A: Yeah. Yeah. I mean, that’s unfortunate, and it’s part of the reason why I wrote this giant book [laughs]. I felt that cartoonization, and real life is a lot more complex, and there’s a lot more nuance, and it’s too easy to talk about things in black and white with respect to Russia, and it’s too easy to talk about things in black and white when it comes to America. Why it feels that way now? It definitely feels like it has to do with technology, and cable news, and polarization. At this stage in my career, I feel really committed to #factsmatter.

READ MORE: Maclean’s interview with Michael Idov

Q: I appreciated that at the end of the book, you talked about your farewell in Moscow, telling the Russians all the things you like about Russia.

A: I wanna make sure to say that being the U.S. ambassador to Russia was a fantastic job, a fantastic experience. I loved having that job, in part, because I got to interact with all different dimensions of the Russian government and society. Russia is a complex, intriguing, engaging society. I’ve lived in that country many times, I’ve lived there six or seven years over my lifetime. But I never before got to see so many different dimensions of society, and business, and culture, and sports, and regional government, and I’d never been to Vladivostok, until I was ambassador.

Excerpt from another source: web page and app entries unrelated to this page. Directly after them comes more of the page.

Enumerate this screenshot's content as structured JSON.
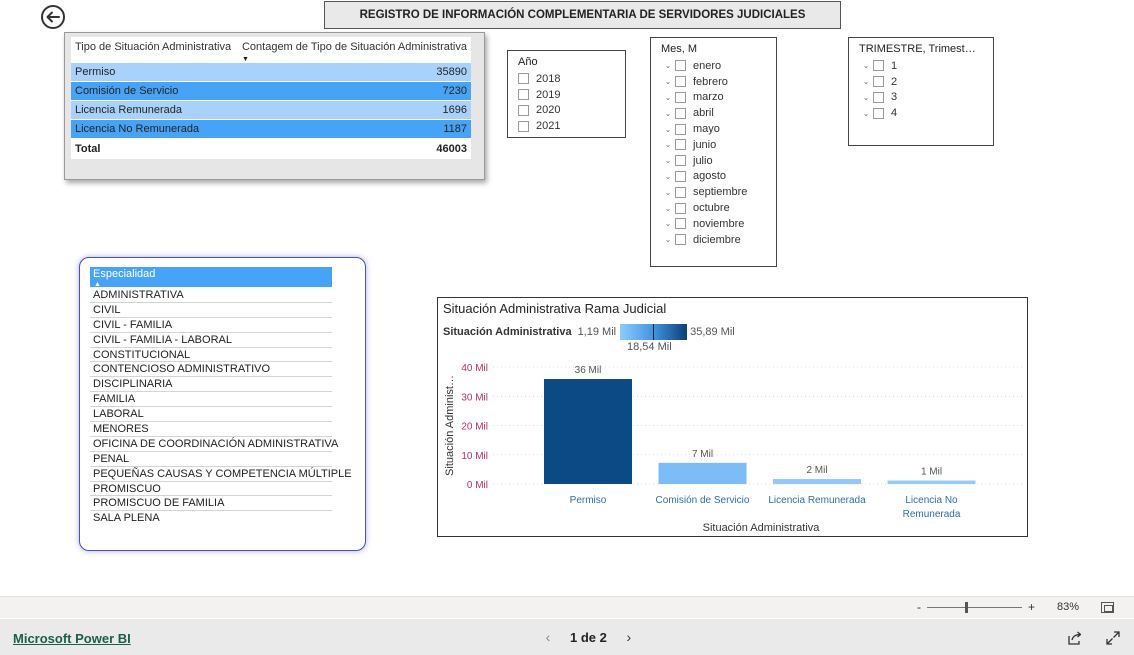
{
  "report": {
    "title": "REGISTRO DE INFORMACIÓN COMPLEMENTARIA DE SERVIDORES JUDICIALES"
  },
  "table": {
    "col1_header": "Tipo de Situación Administrativa",
    "col2_header": "Contagem de Tipo de Situación Administrativa",
    "rows": [
      {
        "label": "Permiso",
        "value": "35890"
      },
      {
        "label": "Comisión de Servicio",
        "value": "7230"
      },
      {
        "label": "Licencia Remunerada",
        "value": "1696"
      },
      {
        "label": "Licencia No Remunerada",
        "value": "1187"
      }
    ],
    "total_label": "Total",
    "total_value": "46003",
    "row_colors": {
      "light": "#a8d2fb",
      "dark": "#47a3f6"
    }
  },
  "year_slicer": {
    "header": "Año",
    "items": [
      "2018",
      "2019",
      "2020",
      "2021"
    ]
  },
  "month_slicer": {
    "header": "Mes, M",
    "items": [
      "enero",
      "febrero",
      "marzo",
      "abril",
      "mayo",
      "junio",
      "julio",
      "agosto",
      "septiembre",
      "octubre",
      "noviembre",
      "diciembre"
    ]
  },
  "quarter_slicer": {
    "header": "TRIMESTRE, Trimest…",
    "items": [
      "1",
      "2",
      "3",
      "4"
    ]
  },
  "especialidad": {
    "header": "Especialidad",
    "items": [
      "ADMINISTRATIVA",
      "CIVIL",
      "CIVIL - FAMILIA",
      "CIVIL - FAMILIA - LABORAL",
      "CONSTITUCIONAL",
      "CONTENCIOSO ADMINISTRATIVO",
      "DISCIPLINARIA",
      "FAMILIA",
      "LABORAL",
      "MENORES",
      "OFICINA DE COORDINACIÓN ADMINISTRATIVA",
      "PENAL",
      "PEQUEÑAS CAUSAS Y COMPETENCIA MÚLTIPLE",
      "PROMISCUO",
      "PROMISCUO DE FAMILIA",
      "SALA PLENA"
    ]
  },
  "chart": {
    "title": "Situación Administrativa Rama Judicial",
    "legend_label": "Situación Administrativa",
    "legend_min": "1,19 Mil",
    "legend_mid": "18,54 Mil",
    "legend_max": "35,89 Mil"
  },
  "chart_data": {
    "type": "bar",
    "title": "Situación Administrativa Rama Judicial",
    "categories": [
      "Permiso",
      "Comisión de Servicio",
      "Licencia Remunerada",
      "Licencia No Remunerada"
    ],
    "category_lines": [
      [
        "Permiso"
      ],
      [
        "Comisión de Servicio"
      ],
      [
        "Licencia Remunerada"
      ],
      [
        "Licencia No",
        "Remunerada"
      ]
    ],
    "values": [
      35890,
      7230,
      1696,
      1187
    ],
    "data_labels": [
      "36 Mil",
      "7 Mil",
      "2 Mil",
      "1 Mil"
    ],
    "colors": [
      "#0c4a86",
      "#7cbdf7",
      "#92c9fa",
      "#95cbfb"
    ],
    "xlabel": "Situación Administrativa",
    "ylabel": "Situación Administ…",
    "yticks": [
      0,
      10000,
      20000,
      30000,
      40000
    ],
    "ytick_labels": [
      "0 Mil",
      "10 Mil",
      "20 Mil",
      "30 Mil",
      "40 Mil"
    ],
    "ylim": [
      0,
      40000
    ],
    "grid": true,
    "tick_color": "#b5316a",
    "category_color": "#2e6db4"
  },
  "bottom": {
    "zoom_minus": "-",
    "zoom_plus": "+",
    "zoom_level": "83%",
    "brand": "Microsoft Power BI",
    "page_indicator": "1 de 2",
    "prev": "‹",
    "next": "›"
  }
}
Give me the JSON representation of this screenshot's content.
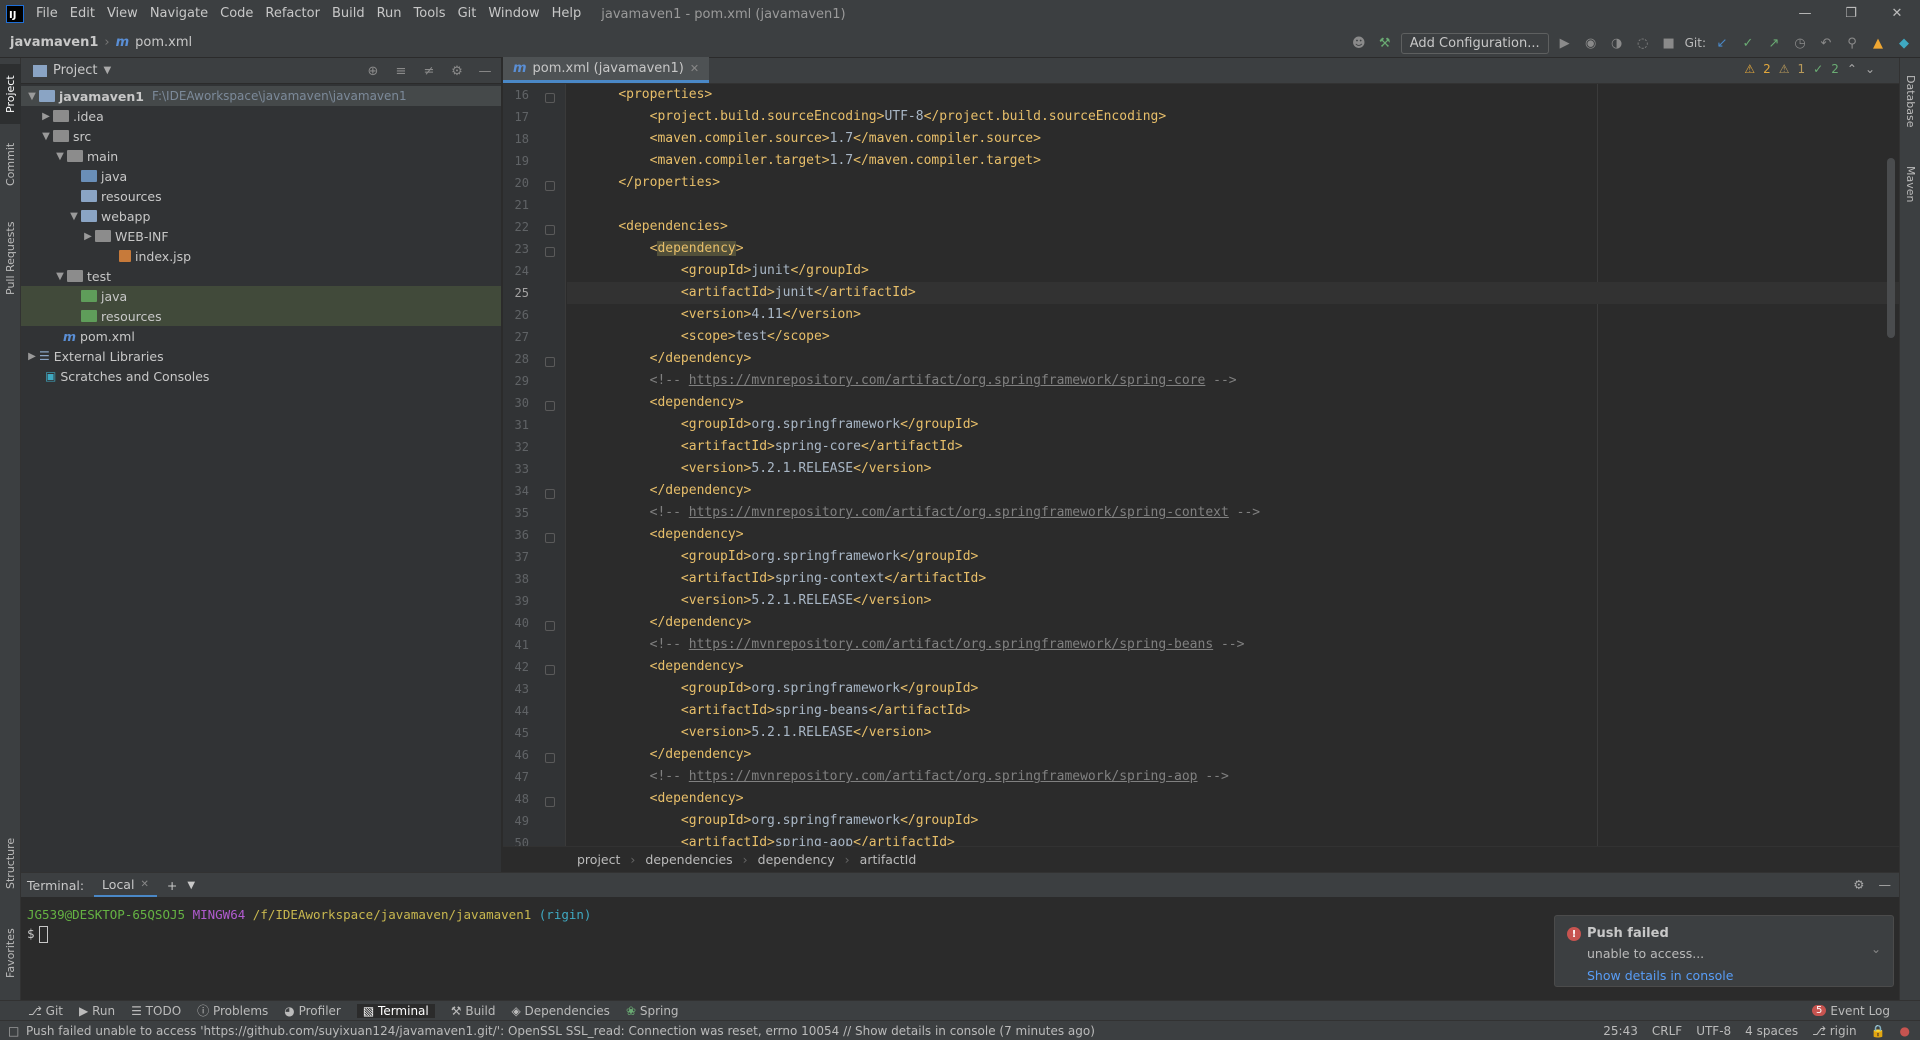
{
  "menubar": {
    "logo": "IJ",
    "items": [
      "File",
      "Edit",
      "View",
      "Navigate",
      "Code",
      "Refactor",
      "Build",
      "Run",
      "Tools",
      "Git",
      "Window",
      "Help"
    ],
    "window_title": "javamaven1 - pom.xml (javamaven1)"
  },
  "navbar": {
    "project": "javamaven1",
    "file_icon": "m",
    "file": "pom.xml",
    "add_config": "Add Configuration...",
    "git_label": "Git:"
  },
  "left_strip": {
    "tabs": [
      "Project",
      "Commit",
      "Pull Requests",
      "Structure",
      "Favorites"
    ]
  },
  "right_strip": {
    "tabs": [
      "Database",
      "Maven"
    ]
  },
  "project_panel": {
    "title": "Project",
    "tree": [
      {
        "label": "javamaven1",
        "path": "F:\\IDEAworkspace\\javamaven\\javamaven1"
      },
      {
        "label": ".idea"
      },
      {
        "label": "src"
      },
      {
        "label": "main"
      },
      {
        "label": "java"
      },
      {
        "label": "resources"
      },
      {
        "label": "webapp"
      },
      {
        "label": "WEB-INF"
      },
      {
        "label": "index.jsp"
      },
      {
        "label": "test"
      },
      {
        "label": "java"
      },
      {
        "label": "resources"
      },
      {
        "label": "pom.xml"
      },
      {
        "label": "External Libraries"
      },
      {
        "label": "Scratches and Consoles"
      }
    ]
  },
  "editor": {
    "tab_label": "pom.xml (javamaven1)",
    "tab_icon": "m",
    "inspections": {
      "warnings": "2",
      "weak_warnings": "1",
      "ok": "2"
    },
    "line_numbers": [
      "16",
      "17",
      "18",
      "19",
      "20",
      "21",
      "22",
      "23",
      "24",
      "25",
      "26",
      "27",
      "28",
      "29",
      "30",
      "31",
      "32",
      "33",
      "34",
      "35",
      "36",
      "37",
      "38",
      "39",
      "40",
      "41",
      "42",
      "43",
      "44",
      "45",
      "46",
      "47",
      "48",
      "49",
      "50"
    ],
    "current_line": "25",
    "lines": [
      "    <properties>",
      "        <project.build.sourceEncoding>UTF-8</project.build.sourceEncoding>",
      "        <maven.compiler.source>1.7</maven.compiler.source>",
      "        <maven.compiler.target>1.7</maven.compiler.target>",
      "    </properties>",
      "",
      "    <dependencies>",
      "        <dependency>",
      "            <groupId>junit</groupId>",
      "            <artifactId>junit</artifactId>",
      "            <version>4.11</version>",
      "            <scope>test</scope>",
      "        </dependency>",
      "        <!-- https://mvnrepository.com/artifact/org.springframework/spring-core -->",
      "        <dependency>",
      "            <groupId>org.springframework</groupId>",
      "            <artifactId>spring-core</artifactId>",
      "            <version>5.2.1.RELEASE</version>",
      "        </dependency>",
      "        <!-- https://mvnrepository.com/artifact/org.springframework/spring-context -->",
      "        <dependency>",
      "            <groupId>org.springframework</groupId>",
      "            <artifactId>spring-context</artifactId>",
      "            <version>5.2.1.RELEASE</version>",
      "        </dependency>",
      "        <!-- https://mvnrepository.com/artifact/org.springframework/spring-beans -->",
      "        <dependency>",
      "            <groupId>org.springframework</groupId>",
      "            <artifactId>spring-beans</artifactId>",
      "            <version>5.2.1.RELEASE</version>",
      "        </dependency>",
      "        <!-- https://mvnrepository.com/artifact/org.springframework/spring-aop -->",
      "        <dependency>",
      "            <groupId>org.springframework</groupId>",
      "            <artifactId>spring-aop</artifactId>"
    ],
    "breadcrumb": [
      "project",
      "dependencies",
      "dependency",
      "artifactId"
    ]
  },
  "terminal": {
    "label": "Terminal:",
    "tab": "Local",
    "prompt_user": "JG539@DESKTOP-65QSOJ5",
    "prompt_host": "MINGW64",
    "prompt_path": "/f/IDEAworkspace/javamaven/javamaven1",
    "prompt_branch": "(rigin)",
    "prompt_symbol": "$"
  },
  "notification": {
    "title": "Push failed",
    "body": "unable to access...",
    "link": "Show details in console"
  },
  "bottom_tabs": [
    "Git",
    "Run",
    "TODO",
    "Problems",
    "Profiler",
    "Terminal",
    "Build",
    "Dependencies",
    "Spring"
  ],
  "active_bottom_tab": "Terminal",
  "event_log": "Event Log",
  "event_log_badge": "5",
  "status": {
    "message": "Push failed unable to access 'https://github.com/suyixuan124/javamaven1.git/': OpenSSL SSL_read: Connection was reset, errno 10054 // Show details in console (7 minutes ago)",
    "position": "25:43",
    "line_sep": "CRLF",
    "encoding": "UTF-8",
    "indent": "4 spaces",
    "branch": "rigin"
  },
  "colors": {
    "accent": "#4a88c7",
    "tag": "#e8bf6a",
    "text": "#a9b7c6",
    "comment": "#808080",
    "error": "#c75450"
  }
}
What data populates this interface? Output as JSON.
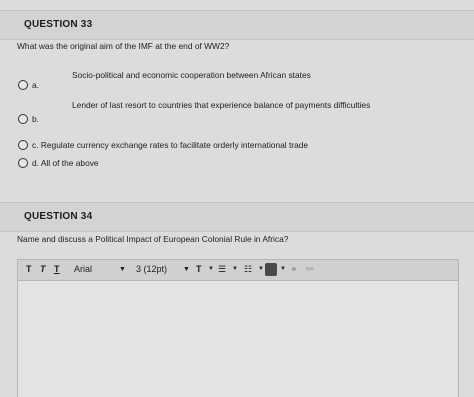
{
  "question33": {
    "header": "QUESTION 33",
    "prompt": "What was the original aim of the IMF at the end of WW2?",
    "options": [
      {
        "letter": "a.",
        "text": "Socio-political and economic cooperation between African states"
      },
      {
        "letter": "b.",
        "text": "Lender of last resort to countries that experience balance of payments difficulties"
      },
      {
        "letter": "c.",
        "text": "c. Regulate currency exchange rates to facilitate orderly international trade"
      },
      {
        "letter": "d.",
        "text": "d. All of the above"
      }
    ]
  },
  "question34": {
    "header": "QUESTION 34",
    "prompt": "Name and discuss a Political Impact of European Colonial Rule in Africa?"
  },
  "toolbar": {
    "font_family": "Arial",
    "font_size": "3 (12pt)",
    "text_format_glyph": "T",
    "bullet_glyph": "☰",
    "numbered_glyph": "☷"
  }
}
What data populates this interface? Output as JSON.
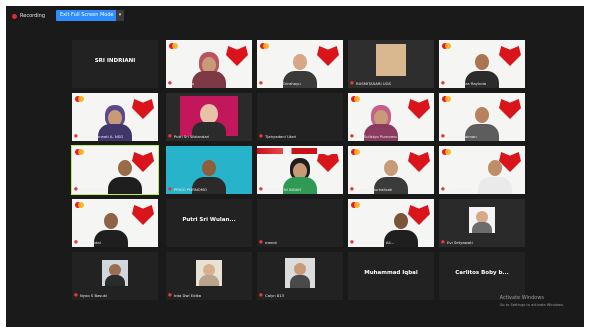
{
  "toolbar": {
    "recording_label": "Recording",
    "view_button_label": "Exit Full Screen Mode",
    "dropdown_caret": "▾"
  },
  "tiles": [
    {
      "caption": "SRI INDRIANI"
    },
    {
      "caption": "Heny Sulia"
    },
    {
      "caption": "Sepriska Srirahayu"
    },
    {
      "caption": "RUSMITASARI UGS"
    },
    {
      "caption": "Dagas Tiara Rayinda"
    },
    {
      "caption": "Pelsa Sujarwati A. NSG"
    },
    {
      "caption": "Putri Sri Wulandari"
    },
    {
      "caption": "Tjahyadani Utari"
    },
    {
      "caption": "Arif Sulistyo Purnomo"
    },
    {
      "caption": "Lucky Sulaiman"
    },
    {
      "caption": "Priska Rizkita"
    },
    {
      "caption": "PRIGO PURNOMO"
    },
    {
      "caption": "ANGGRAENI INDAH"
    },
    {
      "caption": "Maulani Nurhalizah"
    },
    {
      "caption": "Lutfi Kusuma"
    },
    {
      "caption": "Ujoko Ikdal"
    },
    {
      "caption": "Putri Sri Wulan..."
    },
    {
      "caption": "mendi"
    },
    {
      "caption": "Jatmil Inuakbar Ali..."
    },
    {
      "caption": "Evi Setyawati"
    },
    {
      "caption": "Nyoo S Basuki"
    },
    {
      "caption": "Irda Dwi Edika"
    },
    {
      "caption": "Calyn 813"
    },
    {
      "caption": "Muhammad Iqbal"
    },
    {
      "caption": "Carlitos Boby b..."
    }
  ],
  "center_names": {
    "tile0": "SRI INDRIANI",
    "tile16": "Putri Sri Wulan...",
    "tile23": "Muhammad Iqbal",
    "tile24": "Carlitos Boby b..."
  },
  "watermark": {
    "title": "Activate Windows",
    "subtitle": "Go to Settings to activate Windows."
  },
  "colors": {
    "background": "#1a1a1a",
    "accent": "#2d8cff",
    "active_speaker": "#b7f24a",
    "brand_red": "#d9141b"
  }
}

I really appreciated—and this will sound somewhat strange maybe—but even when the government was seriously harassing me, for the most part, Russian society really embraced me. I did speak Russian, I knew thousands of Russians before I’d got into this job, but I deliberately tried to engage with student audiences, and cultural events, and get in to the fabric of Russian society. And when I did, almost always, there was a warm feeling from the Russians.

Especially, and finally, because I was there not just as Mike McFaul but as the proud representative of President Obama and the United States of America. I drove around in this big black limousine, surrounded by at least one, sometimes two, very American big cars. One of my bodyguards said, “You know, Mr. Ambassador, we like to drive the car without the American flag out because we don’t wanna bring too much attention to ourselves here.” And I was like, “You gotta be kidding me! Look: You don’t think we are bringing attention? Put that damn flag out.”

Q: What’s your advice for America’s new foreign policy standard-bearers, like John Bolton and Mike Pompeo?

A: Well, tragically, as I write about the period of deep cooperation that we were trying to do during the Reset years, and my colleague here at Stanford, George Shultz, was trying to do with [Mikhail] Gorbachev in the end of the 80s, that period has ended for now. I say that in tragedy, not because I applaud it, but the opportunities for that are no longer.

I do think we need to push back on President Putin when he is doing egregious things. I agree with that. As we had to do in the Cold War from time to time. And at the same time, when there are opportunities to engage with Russia, with the Russian government, on issues of mutual interest, we also have to do that.

George Shultz is actually a big hero of mine; he was the secretary of state under Ronald Reagan. I say that as a lifelong Democrat, but George has been a mentor of mine and he’s been here at Stanford now for several decades. He writes about that dual purpose during his time in dealing with the Soviets, and how you need to be able to walk and chew gum at the same time: Not overreact, but be strong. If I was going to give them one piece of advice, to Pompeo especially, I would say read George Shultz’s memoirs. They’re called Turmoil & Triumph and he’s got some fantastic chapters about how to do this dual-track diplomacy. And also read my book!

Q: What about Canada’s role in all of this?

A: One of the most articulate, smart, strategic thinkers about liberal values in the international system is Canada’s foreign minister today. At a time when I feel like we, Americans, are kind of absent on that stage, Chrystia Freeland has made some truly extraordinary speeches. I am grateful for her leadership on those things. And especially because she knows Russia well, and she also knows Ukraine well. Analytically she’s made some of the best statements about why we need to defend the liberal international order that anybody’s made in the last couple of years.